_WHAT NEEDS TO BE DONE_
Among the lines of the data, copy those that hold "Computer".

Data about app and page elements
---
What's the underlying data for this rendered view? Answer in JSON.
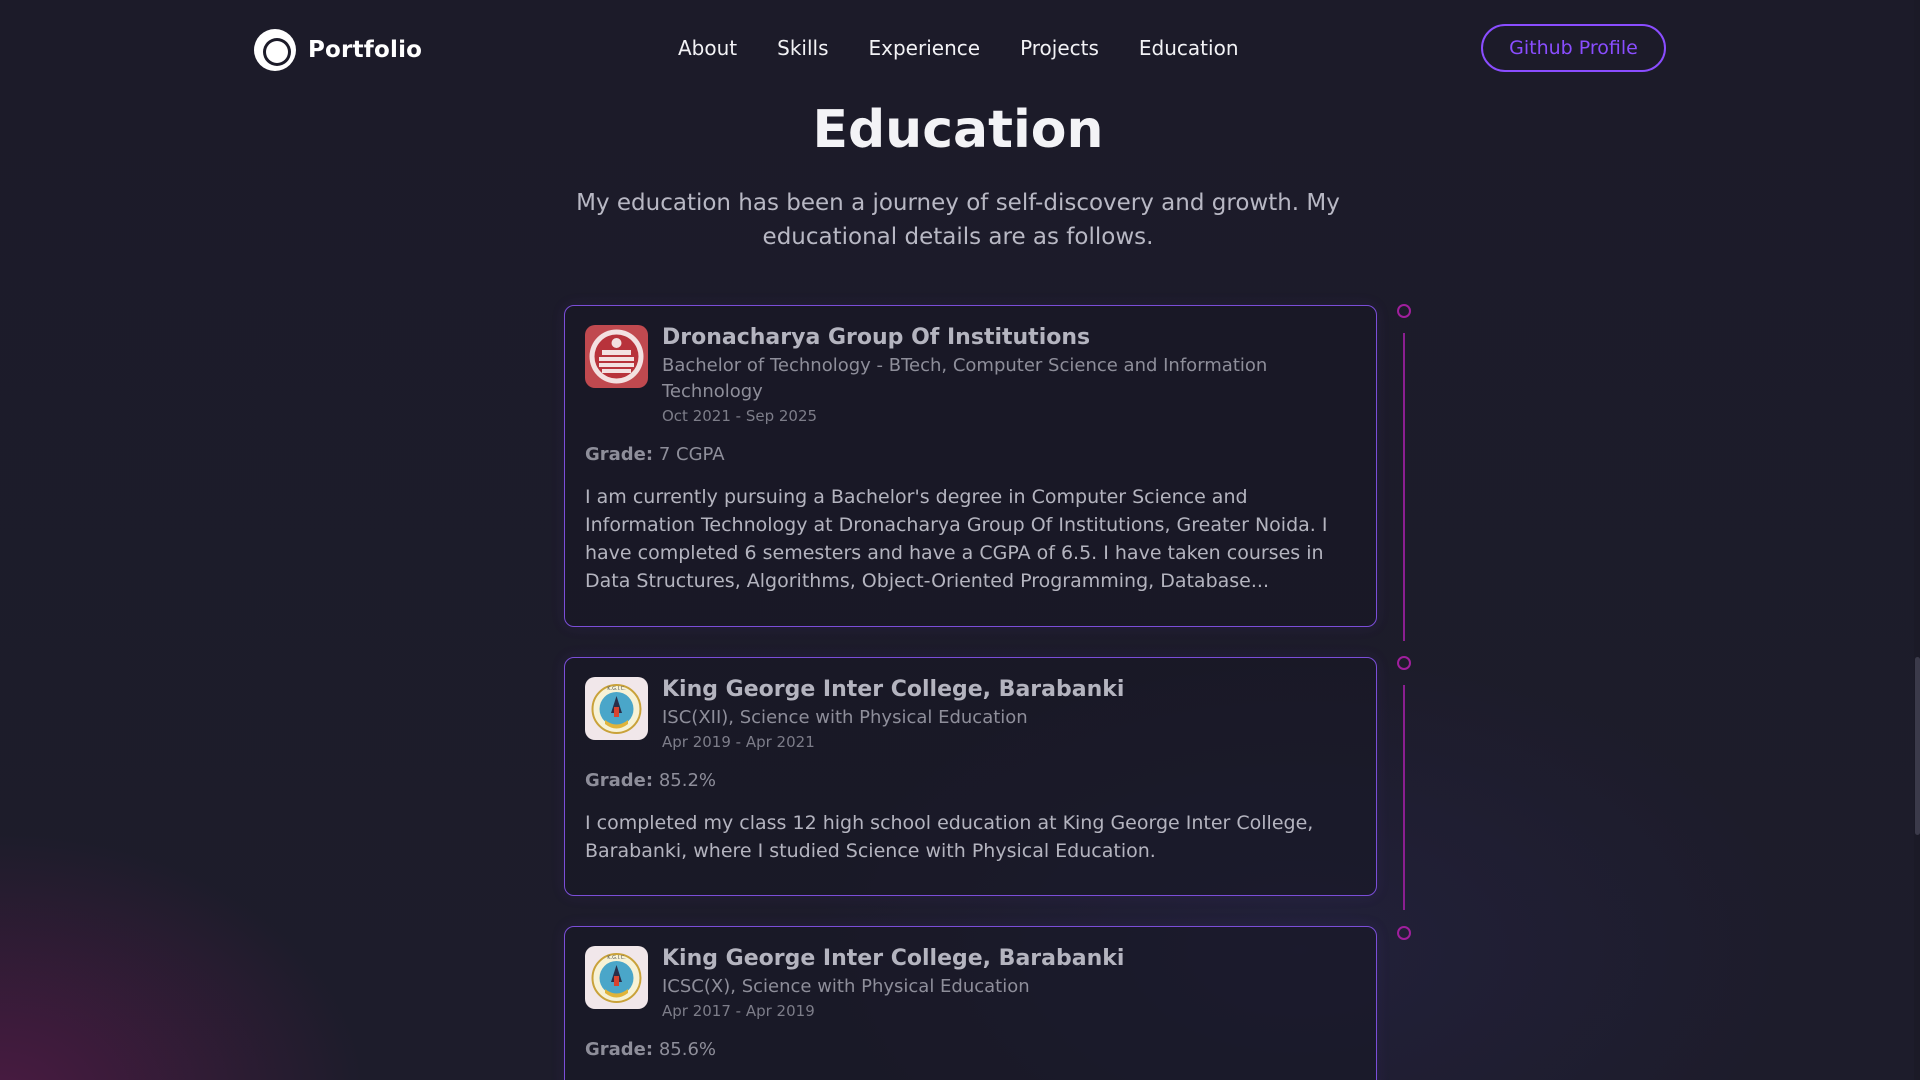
{
  "navbar": {
    "logo_text": "Portfolio",
    "links": [
      "About",
      "Skills",
      "Experience",
      "Projects",
      "Education"
    ],
    "github_button": "Github Profile"
  },
  "section": {
    "title": "Education",
    "description": "My education has been a journey of self-discovery and growth. My educational details are as follows."
  },
  "education": [
    {
      "school": "Dronacharya Group Of Institutions",
      "degree": "Bachelor of Technology - BTech, Computer Science and Information Technology",
      "date": "Oct 2021 - Sep 2025",
      "grade_label": "Grade:",
      "grade": "7 CGPA",
      "description": "I am currently pursuing a Bachelor's degree in Computer Science and Information Technology at Dronacharya Group Of Institutions, Greater Noida. I have completed 6 semesters and have a CGPA of 6.5. I have taken courses in Data Structures, Algorithms, Object-Oriented Programming, Database..."
    },
    {
      "school": "King George Inter College, Barabanki",
      "degree": "ISC(XII), Science with Physical Education",
      "date": "Apr 2019 - Apr 2021",
      "grade_label": "Grade:",
      "grade": "85.2%",
      "description": "I completed my class 12 high school education at King George Inter College, Barabanki, where I studied Science with Physical Education."
    },
    {
      "school": "King George Inter College, Barabanki",
      "degree": "ICSC(X), Science with Physical Education",
      "date": "Apr 2017 - Apr 2019",
      "grade_label": "Grade:",
      "grade": "85.6%",
      "description": ""
    }
  ],
  "colors": {
    "accent": "#8a4dff",
    "timeline": "#a01f9d",
    "background": "#1c1b29"
  }
}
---
_OUTPUT BELOW_
      "degree": "Bachelor of Technology - BTech, Computer Science and Information Technology",
      "description": "I am currently pursuing a Bachelor's degree in Computer Science and Information Technology at Dronacharya Group Of Institutions, Greater Noida. I have completed 6 semesters and have a CGPA of 6.5. I have taken courses in Data Structures, Algorithms, Object-Oriented Programming, Database..."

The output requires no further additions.